NEW YORK (Reuters Breakingviews) - Selling Jeep would leave Sergio Marchionne nowhere to hide. The Fiat Chrysler Automobiles chief executive advocates using M&A to stop carmakers wasting precious capital. Offloading the company’s top brand to China’s Great Wall Motor, whose president has indicated interest, could raise billions. But it would leave an emaciated rump.
Great Wall’s interest may stall in any event. With a market value of some $15 billion, it may struggle to secure financing or Beijing’s approval for a deal larger than itself. Even if it succeeded, the Trump administration and the U.S. Congress are likely to balk at allowing such a large and iconic U.S. brand to end up in Chinese hands.
Fiat Chrysler, though, does need to do something. It is already the earnings straggler among the major automakers. Its pre-tax margin last year, at 2.8 percent, was the lowest of the group; Ford Motor and General Motors both cranked out just over 7 percent.
Things are improving as Marchionne shrugs off more of the debt that resulted in part from taking over Chrysler after the U.S. government-backed bankruptcy exit in 2009. But Fiat Chrysler is the only one of the top 12 that sell-side analysts reckon will fail to earn more than a 6 percent pre-tax margin in each of the next three years, according to Thomson Reuters data.

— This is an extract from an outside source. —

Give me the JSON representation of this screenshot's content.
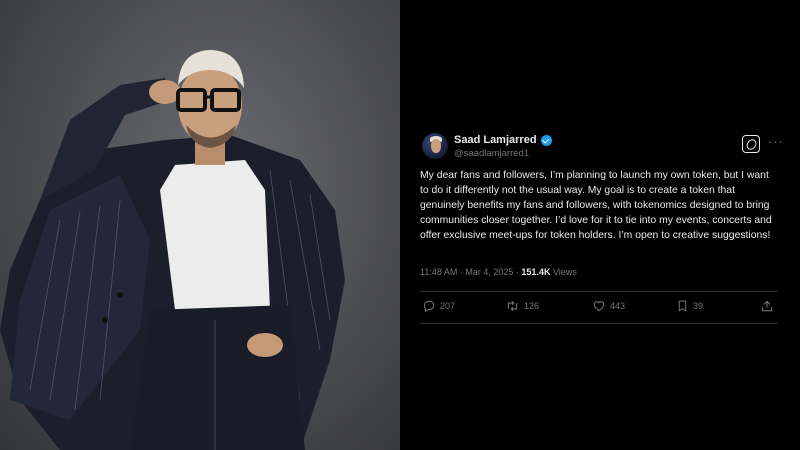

The $23 billion a Jeep sale might bring, according to Morgan Stanley, could be tempting, whether Great Wall or another carmaker ends up the buyer. It would clean up the balance sheet. Deep-pocketed players like Google, Apple and Intel are new rivals in the race towards autonomous driving. Lacking investment firepower, Marchionne has stayed largely on the technological sidelines, though last week he took his company into the Intel-Mobileye-BMW alliance.
Yet handing the keys to Jeep to a new owner would combust even the modest earnings that are currently anticipated. The brand may account for almost three-quarters of EBITDA next year, reckons Morgan Stanley. Ram trucks, Maserati and three captive parts makers are still profitable, but Alfa Romeo, Dodge and Chrysler are in the red. On top of that, the company still has more than $5 billion of both net debt and unfunded pensions.
Marchionne is due to step down next year to concentrate on running Ferrari. A radical move like selling Jeep would certainly leave a mark. But it would set up his last lap at what remained of Fiat Chrysler to be a dismal one.
Reuters Breakingviews is the world's leading source of agenda-setting financial insight. As the Reuters brand for financial commentary, we dissect the big business and economic stories as they break around the world every day. A global team of about 30 correspondents in New York, London, Hong Kong and other major cities provides expert analysis in real time.
Sign up for a free trial of our full service at https://www.breakingviews.com/trial and follow us on Twitter @Breakingviews and at www.breakingviews.com. All opinions expressed are those of the authors.